Leaving out every picture, copy the lines of the material below exactly, from the line containing "What's the underlying" through the line containing "Parse this screenshot: output".

Dataset records:
--------------------------------

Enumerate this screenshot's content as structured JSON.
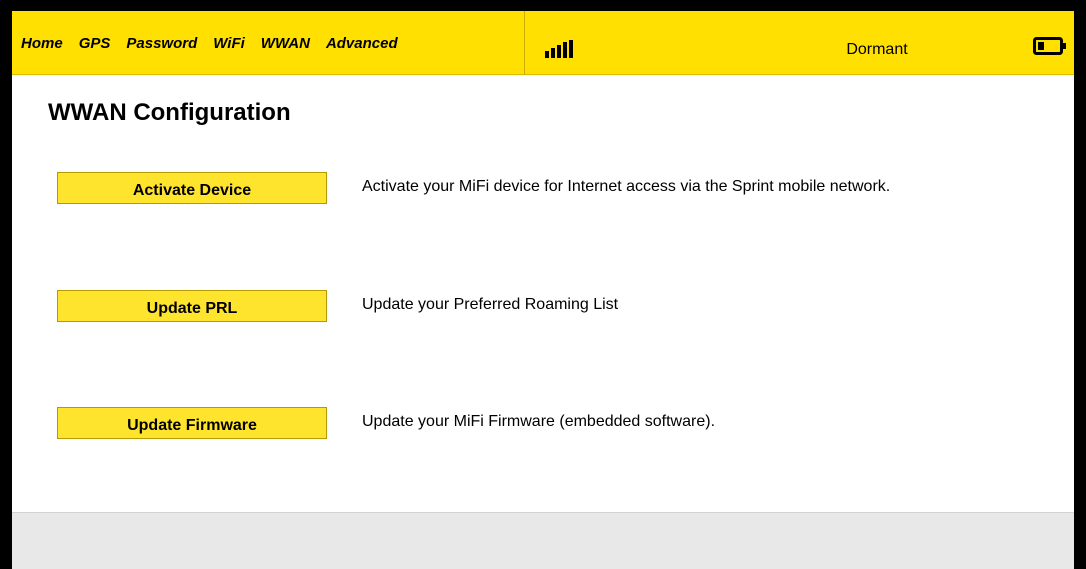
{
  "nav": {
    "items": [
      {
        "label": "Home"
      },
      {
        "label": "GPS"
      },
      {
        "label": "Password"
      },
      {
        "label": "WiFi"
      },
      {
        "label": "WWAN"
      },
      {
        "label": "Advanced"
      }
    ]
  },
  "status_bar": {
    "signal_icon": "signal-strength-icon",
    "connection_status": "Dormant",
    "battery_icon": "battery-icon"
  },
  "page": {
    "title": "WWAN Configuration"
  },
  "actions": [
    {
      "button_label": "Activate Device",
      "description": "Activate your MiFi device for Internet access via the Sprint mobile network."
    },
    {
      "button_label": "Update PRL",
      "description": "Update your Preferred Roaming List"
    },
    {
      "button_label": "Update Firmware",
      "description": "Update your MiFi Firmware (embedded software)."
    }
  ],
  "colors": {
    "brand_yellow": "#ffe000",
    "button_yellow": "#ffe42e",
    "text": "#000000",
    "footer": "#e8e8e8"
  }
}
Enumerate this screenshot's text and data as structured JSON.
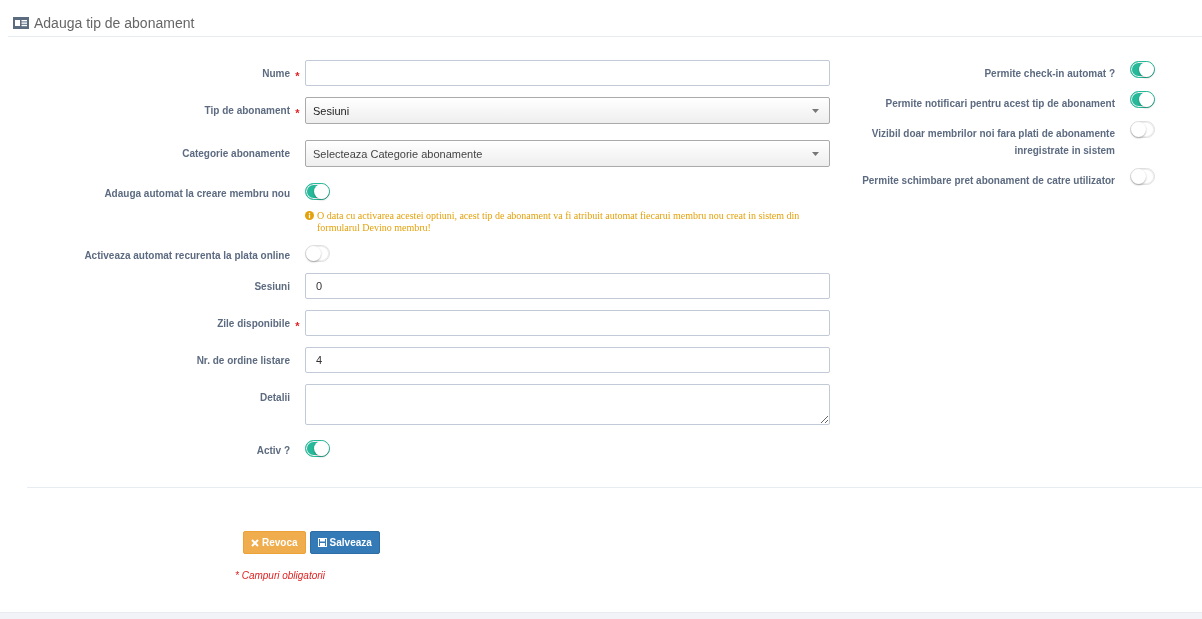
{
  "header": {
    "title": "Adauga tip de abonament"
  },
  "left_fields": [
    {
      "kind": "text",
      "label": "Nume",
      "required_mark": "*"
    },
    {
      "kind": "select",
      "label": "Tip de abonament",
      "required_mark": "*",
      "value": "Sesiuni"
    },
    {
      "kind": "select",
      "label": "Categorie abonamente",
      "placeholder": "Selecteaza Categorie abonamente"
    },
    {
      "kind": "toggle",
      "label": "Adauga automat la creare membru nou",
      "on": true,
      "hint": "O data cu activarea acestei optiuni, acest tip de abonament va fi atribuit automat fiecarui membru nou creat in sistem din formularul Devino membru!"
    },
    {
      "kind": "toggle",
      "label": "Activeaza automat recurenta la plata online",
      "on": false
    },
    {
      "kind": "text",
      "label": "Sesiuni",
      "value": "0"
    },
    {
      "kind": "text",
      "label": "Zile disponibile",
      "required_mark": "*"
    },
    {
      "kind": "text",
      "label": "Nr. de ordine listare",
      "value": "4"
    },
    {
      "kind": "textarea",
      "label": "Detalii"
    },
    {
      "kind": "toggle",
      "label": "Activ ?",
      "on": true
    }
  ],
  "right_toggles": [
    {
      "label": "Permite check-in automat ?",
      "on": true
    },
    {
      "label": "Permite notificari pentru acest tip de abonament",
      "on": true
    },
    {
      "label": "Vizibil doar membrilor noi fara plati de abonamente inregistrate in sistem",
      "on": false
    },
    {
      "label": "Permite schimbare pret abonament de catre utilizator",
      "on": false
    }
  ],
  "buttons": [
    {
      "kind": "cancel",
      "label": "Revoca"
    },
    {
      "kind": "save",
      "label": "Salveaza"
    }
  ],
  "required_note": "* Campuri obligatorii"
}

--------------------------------

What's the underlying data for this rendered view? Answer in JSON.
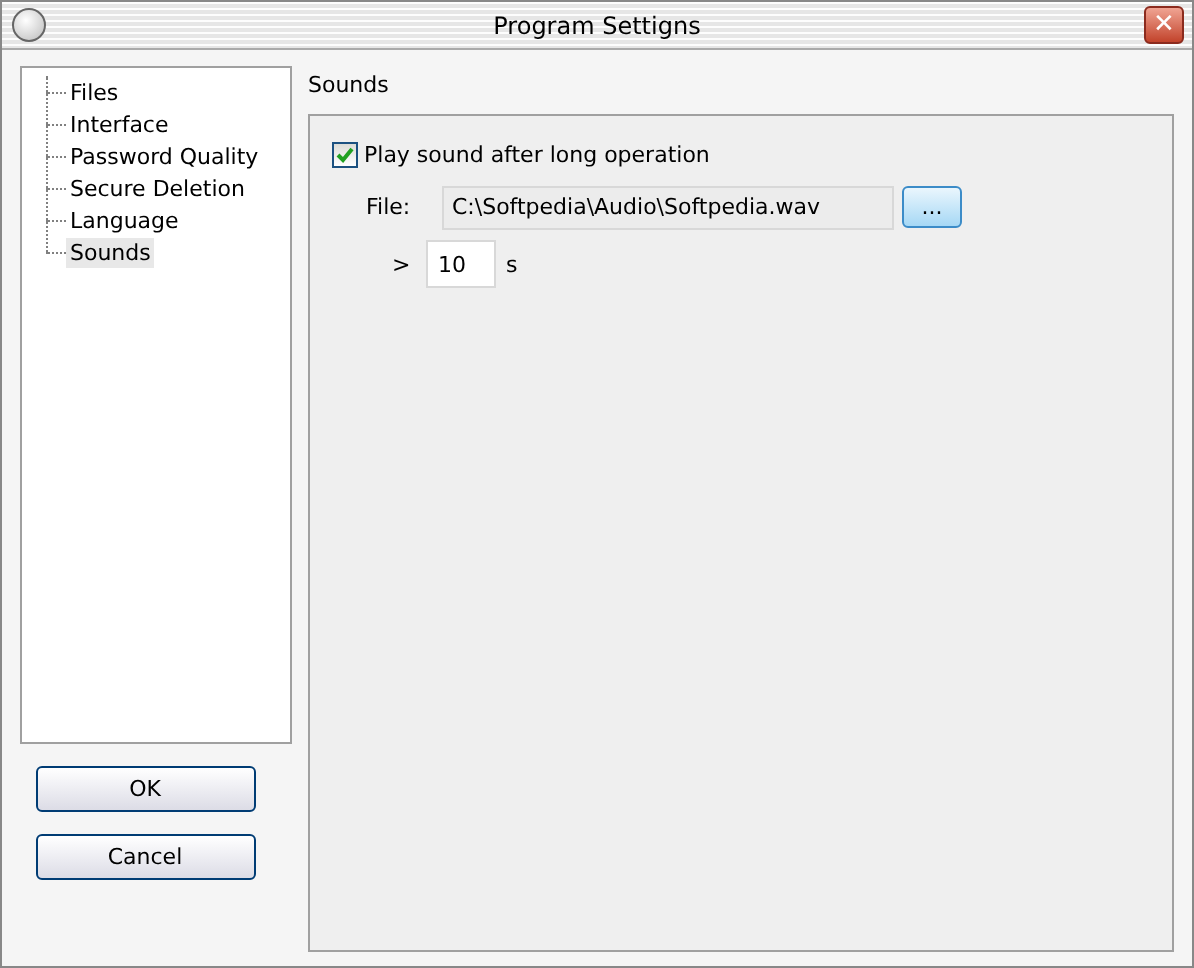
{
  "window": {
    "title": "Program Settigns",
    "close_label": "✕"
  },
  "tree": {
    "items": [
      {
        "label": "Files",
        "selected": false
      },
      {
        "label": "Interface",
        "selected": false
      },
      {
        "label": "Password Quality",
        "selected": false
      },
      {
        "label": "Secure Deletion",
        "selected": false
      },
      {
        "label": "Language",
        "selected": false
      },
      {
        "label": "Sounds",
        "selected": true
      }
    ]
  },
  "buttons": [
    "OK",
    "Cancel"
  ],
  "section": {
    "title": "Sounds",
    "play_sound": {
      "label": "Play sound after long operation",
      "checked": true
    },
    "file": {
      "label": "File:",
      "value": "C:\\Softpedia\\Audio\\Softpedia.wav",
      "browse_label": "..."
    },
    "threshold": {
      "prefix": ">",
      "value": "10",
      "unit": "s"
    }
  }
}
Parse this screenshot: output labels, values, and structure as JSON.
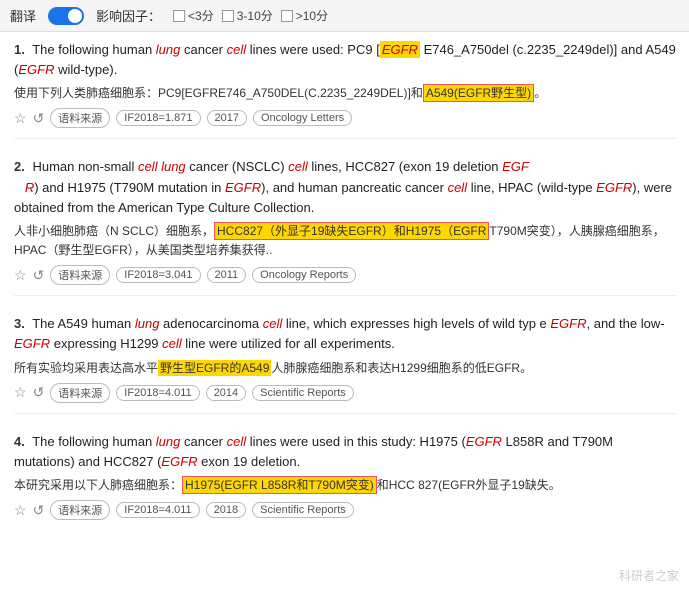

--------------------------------

Response area:
What's the underlying data for this rendered view? Answer in JSON.
{
  "window": {
    "title": "Program Settigns",
    "close_label": "✕"
  },
  "tree": {
    "items": [
      {
        "label": "Files",
        "selected": false
      },
      {
        "label": "Interface",
        "selected": false
      },
      {
        "label": "Password Quality",
        "selected": false
      },
      {
        "label": "Secure Deletion",
        "selected": false
      },
      {
        "label": "Language",
        "selected": false
      },
      {
        "label": "Sounds",
        "selected": true
      }
    ]
  },
  "buttons": [
    "OK",
    "Cancel"
  ],
  "section": {
    "title": "Sounds",
    "play_sound": {
      "label": "Play sound after long operation",
      "checked": true
    },
    "file": {
      "label": "File:",
      "value": "C:\\Softpedia\\Audio\\Softpedia.wav",
      "browse_label": "..."
    },
    "threshold": {
      "prefix": ">",
      "value": "10",
      "unit": "s"
    }
  }
}
Parse this screenshot: output labels, values, and structure as JSON.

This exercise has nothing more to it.